A voter casts her poll in Beirut. The parliament that will likely be fashioned by Lebanon’s election is predicted to vote on long-delayed reforms required by the IMF to unlock monetary help for the stricken nation.
Anwar Amro | Afp | Getty Images
Polls opened on Sunday in Lebanon’s first election because the nation’s financial collapse, a take a look at of whether or not Iran-backed Hezbollah and its allies can protect their parliamentary majority amid hovering poverty and anger at ruling events.
Following months of uncertainty over whether or not the election would go forward, polls opened at 7 a.m. throughout 15 electoral districts.
Since Lebanon’s final election in 2018, the nation has been rocked by an financial meltdown that the World Bank has blamed on the ruling class, and Beirut was shattered by an enormous explosion on the port in 2020.

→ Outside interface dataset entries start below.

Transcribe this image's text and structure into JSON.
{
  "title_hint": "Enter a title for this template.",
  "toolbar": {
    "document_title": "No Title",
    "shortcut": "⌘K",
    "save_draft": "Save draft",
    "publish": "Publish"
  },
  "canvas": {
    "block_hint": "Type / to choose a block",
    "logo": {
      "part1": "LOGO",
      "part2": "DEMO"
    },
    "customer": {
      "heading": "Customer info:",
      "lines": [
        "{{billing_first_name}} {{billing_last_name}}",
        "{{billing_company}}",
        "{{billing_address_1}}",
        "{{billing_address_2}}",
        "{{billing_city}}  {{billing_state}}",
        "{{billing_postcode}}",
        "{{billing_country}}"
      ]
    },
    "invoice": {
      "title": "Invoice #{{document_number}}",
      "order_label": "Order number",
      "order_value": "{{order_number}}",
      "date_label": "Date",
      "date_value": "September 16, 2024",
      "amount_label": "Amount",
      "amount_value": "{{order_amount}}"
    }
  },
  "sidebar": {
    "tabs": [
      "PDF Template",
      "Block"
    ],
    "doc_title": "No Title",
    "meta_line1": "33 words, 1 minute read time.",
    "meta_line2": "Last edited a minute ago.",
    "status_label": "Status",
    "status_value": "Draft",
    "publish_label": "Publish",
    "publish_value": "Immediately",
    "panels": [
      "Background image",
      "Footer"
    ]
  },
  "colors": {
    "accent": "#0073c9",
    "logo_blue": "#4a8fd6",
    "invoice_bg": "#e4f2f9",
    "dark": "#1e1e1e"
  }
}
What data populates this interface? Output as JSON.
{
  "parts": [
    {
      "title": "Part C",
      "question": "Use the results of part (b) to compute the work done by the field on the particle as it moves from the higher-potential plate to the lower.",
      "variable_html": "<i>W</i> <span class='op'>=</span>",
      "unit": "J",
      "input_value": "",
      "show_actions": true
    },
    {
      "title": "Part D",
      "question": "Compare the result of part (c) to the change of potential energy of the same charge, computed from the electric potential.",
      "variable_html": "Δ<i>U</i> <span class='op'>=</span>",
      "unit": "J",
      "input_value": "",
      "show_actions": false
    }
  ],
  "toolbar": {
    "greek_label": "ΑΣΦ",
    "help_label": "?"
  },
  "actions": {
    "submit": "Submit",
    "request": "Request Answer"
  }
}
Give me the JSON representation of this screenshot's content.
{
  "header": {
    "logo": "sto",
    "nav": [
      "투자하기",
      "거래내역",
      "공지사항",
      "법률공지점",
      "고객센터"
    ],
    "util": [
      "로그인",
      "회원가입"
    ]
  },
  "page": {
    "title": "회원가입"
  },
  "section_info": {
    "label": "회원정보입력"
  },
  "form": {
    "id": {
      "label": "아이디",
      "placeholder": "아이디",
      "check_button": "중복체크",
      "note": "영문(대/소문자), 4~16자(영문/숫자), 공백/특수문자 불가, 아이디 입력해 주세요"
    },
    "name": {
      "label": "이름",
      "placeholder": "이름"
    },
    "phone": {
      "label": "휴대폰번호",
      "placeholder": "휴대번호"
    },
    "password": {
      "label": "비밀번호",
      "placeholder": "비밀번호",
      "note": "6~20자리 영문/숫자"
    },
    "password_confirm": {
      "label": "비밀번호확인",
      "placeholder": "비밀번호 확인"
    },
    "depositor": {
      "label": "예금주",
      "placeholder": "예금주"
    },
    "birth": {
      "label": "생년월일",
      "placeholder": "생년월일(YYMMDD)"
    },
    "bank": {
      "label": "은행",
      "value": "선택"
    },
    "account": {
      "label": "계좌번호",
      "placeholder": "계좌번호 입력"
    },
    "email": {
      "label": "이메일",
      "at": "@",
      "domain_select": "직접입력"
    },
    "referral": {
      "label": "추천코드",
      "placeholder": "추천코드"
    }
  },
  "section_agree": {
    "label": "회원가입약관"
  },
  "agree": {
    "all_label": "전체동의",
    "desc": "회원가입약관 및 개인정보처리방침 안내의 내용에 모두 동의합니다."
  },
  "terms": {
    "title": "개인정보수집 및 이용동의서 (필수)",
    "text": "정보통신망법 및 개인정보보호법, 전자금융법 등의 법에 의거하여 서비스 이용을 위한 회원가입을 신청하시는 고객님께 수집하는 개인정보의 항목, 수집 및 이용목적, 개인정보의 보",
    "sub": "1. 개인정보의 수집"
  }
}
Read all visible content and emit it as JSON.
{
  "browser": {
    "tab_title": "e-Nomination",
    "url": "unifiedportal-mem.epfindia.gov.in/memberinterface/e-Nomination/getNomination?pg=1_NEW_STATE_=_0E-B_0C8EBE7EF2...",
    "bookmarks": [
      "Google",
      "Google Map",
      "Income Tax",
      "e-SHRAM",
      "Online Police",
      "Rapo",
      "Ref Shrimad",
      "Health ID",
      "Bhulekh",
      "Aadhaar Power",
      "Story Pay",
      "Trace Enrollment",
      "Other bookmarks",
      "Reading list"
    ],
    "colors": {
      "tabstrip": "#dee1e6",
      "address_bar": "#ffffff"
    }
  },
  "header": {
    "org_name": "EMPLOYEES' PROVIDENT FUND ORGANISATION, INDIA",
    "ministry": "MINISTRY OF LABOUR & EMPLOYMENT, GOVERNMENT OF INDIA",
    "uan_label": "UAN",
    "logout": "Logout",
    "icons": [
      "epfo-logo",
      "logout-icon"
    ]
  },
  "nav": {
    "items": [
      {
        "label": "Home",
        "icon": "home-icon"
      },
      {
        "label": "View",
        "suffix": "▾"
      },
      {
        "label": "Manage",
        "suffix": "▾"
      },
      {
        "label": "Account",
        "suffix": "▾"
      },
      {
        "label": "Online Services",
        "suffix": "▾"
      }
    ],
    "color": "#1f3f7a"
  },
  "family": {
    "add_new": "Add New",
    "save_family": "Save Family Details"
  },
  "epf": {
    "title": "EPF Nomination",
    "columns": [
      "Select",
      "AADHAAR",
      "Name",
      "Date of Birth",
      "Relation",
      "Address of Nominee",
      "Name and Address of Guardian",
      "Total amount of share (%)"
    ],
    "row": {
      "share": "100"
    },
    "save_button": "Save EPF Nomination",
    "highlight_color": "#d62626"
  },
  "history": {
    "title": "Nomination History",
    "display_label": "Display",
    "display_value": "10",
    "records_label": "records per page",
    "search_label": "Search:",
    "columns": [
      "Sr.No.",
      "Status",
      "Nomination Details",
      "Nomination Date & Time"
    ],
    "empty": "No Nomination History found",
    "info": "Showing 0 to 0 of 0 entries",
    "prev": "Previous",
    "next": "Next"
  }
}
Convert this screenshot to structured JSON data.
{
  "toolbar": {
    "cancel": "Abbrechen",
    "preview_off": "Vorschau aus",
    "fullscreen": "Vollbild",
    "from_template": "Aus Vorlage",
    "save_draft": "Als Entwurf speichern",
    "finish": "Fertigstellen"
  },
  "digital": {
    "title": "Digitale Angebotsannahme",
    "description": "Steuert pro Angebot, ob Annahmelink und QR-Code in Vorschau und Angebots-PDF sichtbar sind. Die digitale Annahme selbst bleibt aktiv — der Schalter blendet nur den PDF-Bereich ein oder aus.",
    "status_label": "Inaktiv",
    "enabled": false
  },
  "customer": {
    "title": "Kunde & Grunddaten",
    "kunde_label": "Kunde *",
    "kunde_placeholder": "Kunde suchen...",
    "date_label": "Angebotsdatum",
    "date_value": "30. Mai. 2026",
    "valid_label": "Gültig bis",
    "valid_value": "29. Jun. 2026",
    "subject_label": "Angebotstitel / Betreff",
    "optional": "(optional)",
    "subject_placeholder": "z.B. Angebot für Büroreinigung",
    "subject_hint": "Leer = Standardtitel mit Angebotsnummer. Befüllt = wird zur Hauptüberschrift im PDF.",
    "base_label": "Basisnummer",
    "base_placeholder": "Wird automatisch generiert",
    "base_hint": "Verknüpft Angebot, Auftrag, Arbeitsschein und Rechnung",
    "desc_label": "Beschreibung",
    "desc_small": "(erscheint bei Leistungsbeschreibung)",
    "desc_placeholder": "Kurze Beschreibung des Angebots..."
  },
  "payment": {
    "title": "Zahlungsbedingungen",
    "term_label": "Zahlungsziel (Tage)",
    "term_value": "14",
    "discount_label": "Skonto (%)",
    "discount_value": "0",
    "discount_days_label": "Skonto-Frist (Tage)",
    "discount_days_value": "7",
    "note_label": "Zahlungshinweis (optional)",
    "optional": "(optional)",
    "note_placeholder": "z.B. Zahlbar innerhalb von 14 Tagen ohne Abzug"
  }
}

While analysts consider public anger might assist reform-minded candidates win some seats, expectations are low for a giant shake-up in a sectarian system which is skewed in favor of established events.
Iran vs. Saudi Arabia
The 2018 vote noticed the closely armed Shi’ite motion Hezbollah and its allies — together with President Michel Aoun’s Free Patriotic Movement (FPM), a Christian social gathering — win 71 out of parliament’s 128 seats.
Those outcomes pulled Lebanon deeper into the orbit of Shi’ite Muslim-led Iran, marking a blow to the affect of Sunni Muslim-led Saudi Arabia.
Hezbollah has stated it expects few modifications from the make-up of the present parliament, although its opponents — together with the Saudi-aligned Lebanese Forces, one other Christian group — say they hope to scoop up seats from the FPM.
Adding a word of uncertainty, a boycott by Sunni chief Saad al-Hariri has left a vacuum that each Hezbollah allies and opponents are looking for to fill.
As the vote neared, watchdogs warned that candidates would buy votes by means of meals packages and gas vouchers issued to households hit arduous by the monetary collapse.
Nationals over the age of 21 vote of their ancestral cities and villages, generally removed from dwelling.
The subsequent parliament is predicted to vote on long-delayed reforms required by the International Monetary Fund to unlock monetary help to ease the disaster.
It can also be attributable to elect a head of state to exchange Aoun, whose time period ends on Oct. 31.
Whatever the result, analysts say Lebanon might face a interval of paralysis as factions barter over portfolios in a brand new power-sharing cupboard, a course of that may take months.